Mississippi could offer a higher salary while seeking a new director for its Public Employees Retirement System, under a bill headed to the governor.
The current PERS director, Pat Robertson, said in a letter Wednesday to state agency directors, employees and retirees that she intends to retire in mid- to late 2018. She started working for the pension system in 1980 and became director in 2005.
Robertson is one of many state government employees whose salary is limited to no more than 150 percent of what the governor is paid. With the governor’s salary at $122,160, the cap is $183,240.
Sen. Barbara Blackmon, D- Canton, said Thursday that House Bill 1301 would lift the cap for the PERS director and let the pension system’s board offer a higher salary to a new person in the job. Robertson’s pay would not be affected.
Sen. Sean Tindell, R-Gulfport, said he was told the PERS board intends to set a top salary of $215,000. He said he would support the bill, although he believes PERS needs to seek higher returns on its investments.
“We can’t just keep sticking our heads in the sand like an ostrich,” Tindell said. “If we don’t do something about it, it’s going to bankrupt the state.”
Several senators expressed concerns about state spending.
“They make plenty of money as it is,” said Sen. Michael Watson, R-Pascagoula. “We’re in a budget crunch.”
The Mississippi Public Employees Retirement System has almost 400,000 members and about $26 billion in assets. More than 160 people work to manage the pension system.
Sen. Hob Bryan, D-Amory, said Mississippi needs to offer a competitive salary.
“I just don’t think you get anywhere with cheap help,” Bryan said.
The bill had already passed the House.

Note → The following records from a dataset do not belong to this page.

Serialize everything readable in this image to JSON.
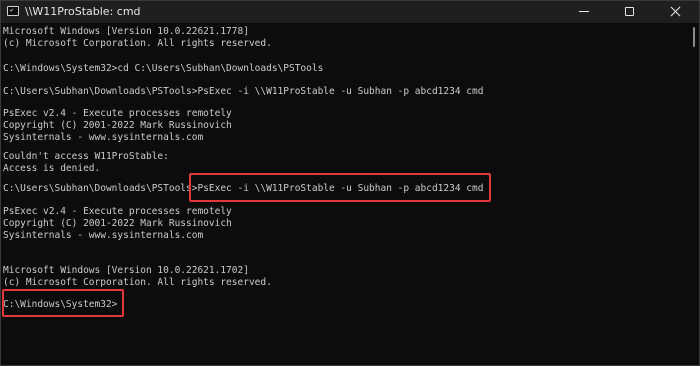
{
  "window": {
    "title": "\\\\W11ProStable: cmd"
  },
  "console": {
    "lines": [
      "Microsoft Windows [Version 10.0.22621.1778]",
      "(c) Microsoft Corporation. All rights reserved.",
      "",
      "C:\\Windows\\System32>cd C:\\Users\\Subhan\\Downloads\\PSTools",
      "",
      "C:\\Users\\Subhan\\Downloads\\PSTools>PsExec -i \\\\W11ProStable -u Subhan -p abcd1234 cmd",
      "",
      "PsExec v2.4 - Execute processes remotely",
      "Copyright (C) 2001-2022 Mark Russinovich",
      "Sysinternals - www.sysinternals.com",
      "",
      "Couldn't access W11ProStable:",
      "Access is denied.",
      "",
      "C:\\Users\\Subhan\\Downloads\\PSTools>PsExec -i \\\\W11ProStable -u Subhan -p abcd1234 cmd",
      "",
      "PsExec v2.4 - Execute processes remotely",
      "Copyright (C) 2001-2022 Mark Russinovich",
      "Sysinternals - www.sysinternals.com",
      "",
      "",
      "Microsoft Windows [Version 10.0.22621.1702]",
      "(c) Microsoft Corporation. All rights reserved.",
      "",
      "C:\\Windows\\System32>"
    ]
  },
  "colors": {
    "background": "#0c0c0c",
    "titlebar": "#1f1f1f",
    "text": "#cccccc",
    "highlight_border": "#e0383b"
  },
  "icons": {
    "app": "terminal-icon",
    "minimize": "minimize-icon",
    "maximize": "maximize-icon",
    "close": "close-icon"
  }
}
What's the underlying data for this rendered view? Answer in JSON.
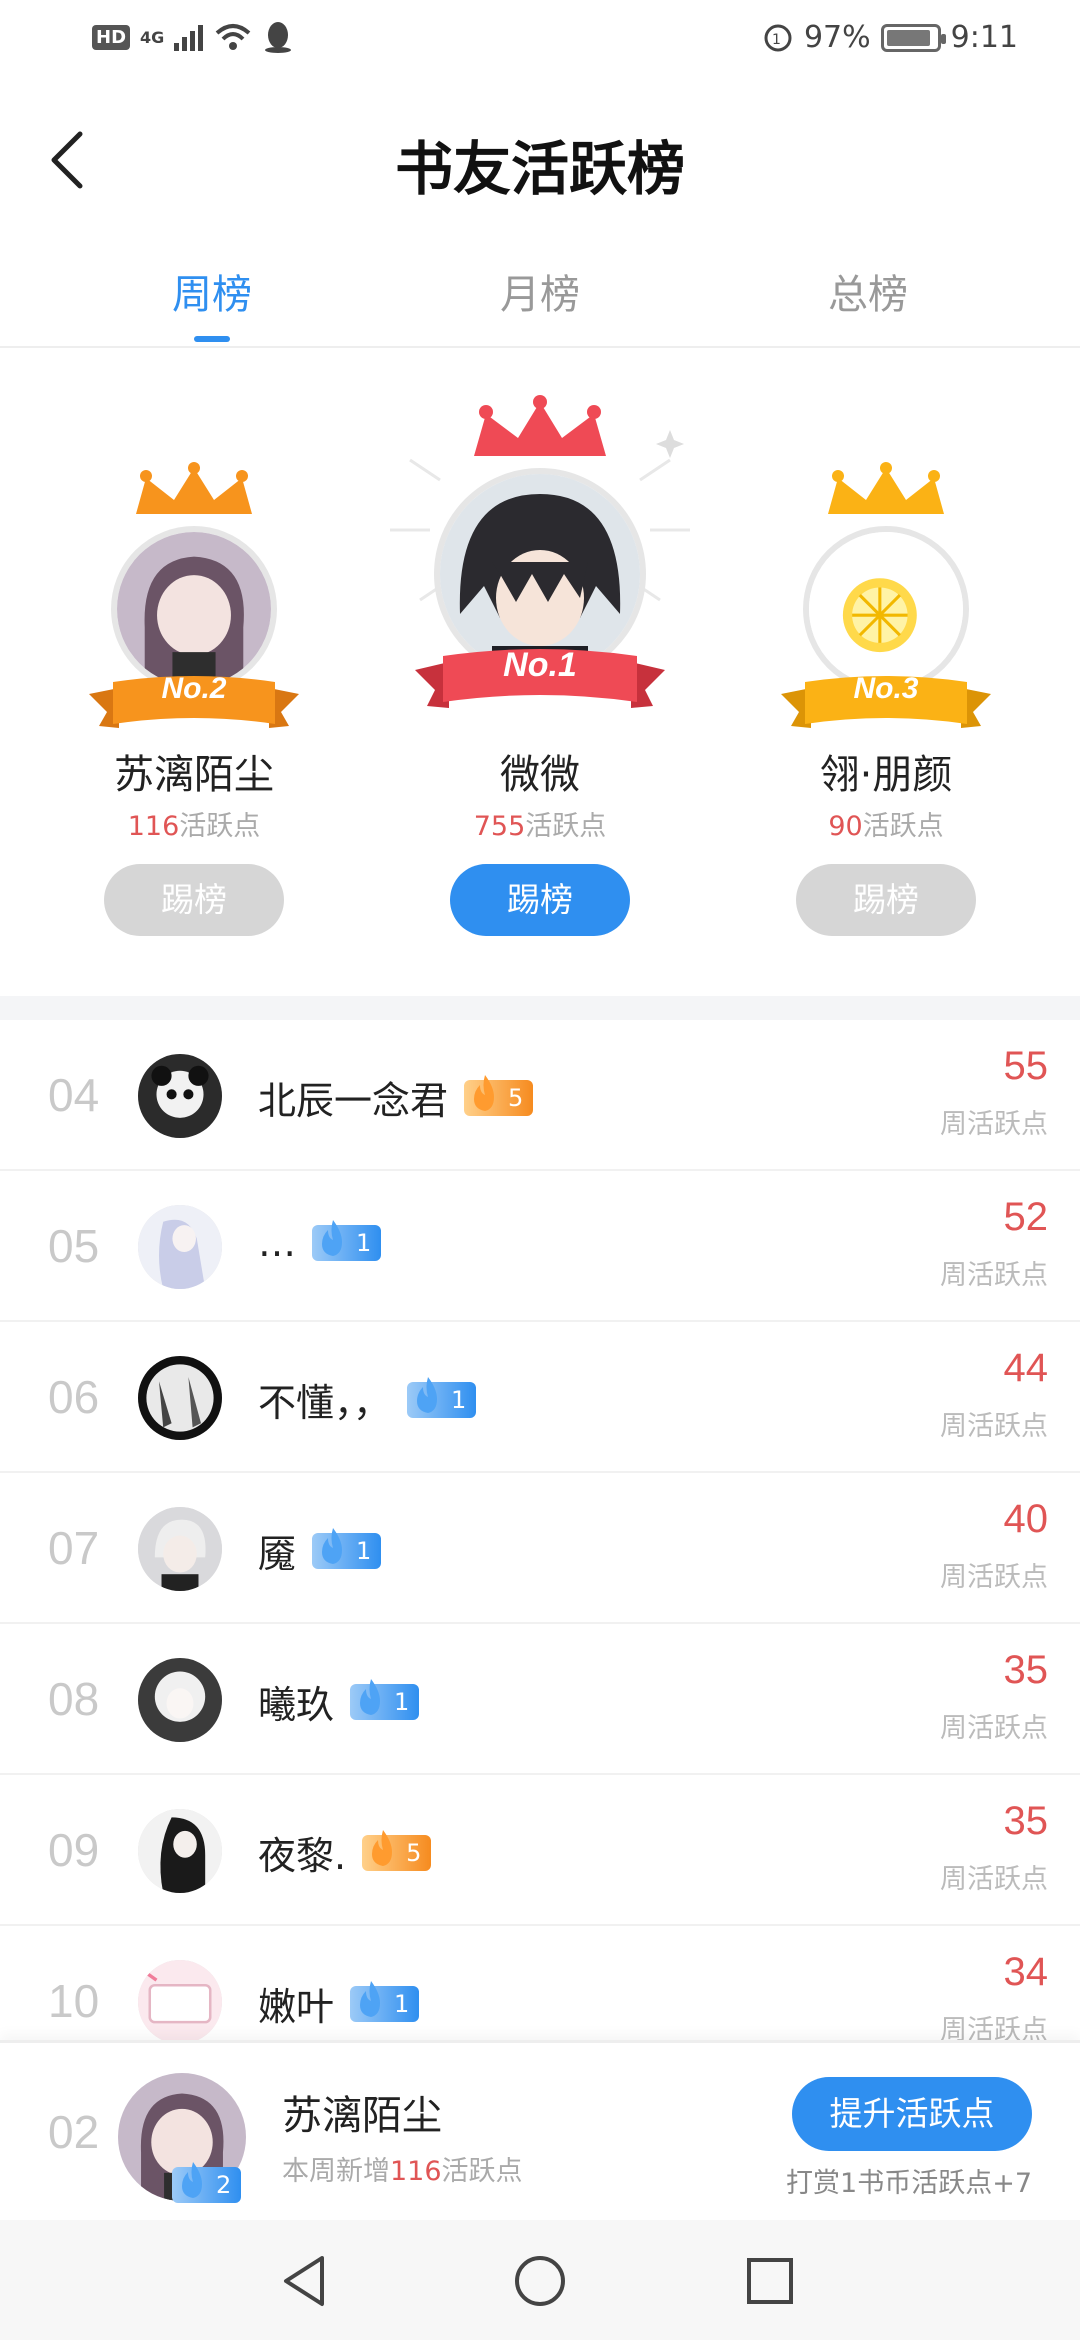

With some opposition, the Senate voted Thursday to send it to Republican Gov. Phil Bryant.
“As with all bills that make their way to my desk, there will be a thorough review before a decision is made, but in this budget climate, it’s a difficult time to be giving salary increases,” Bryant said in a statement Thursday.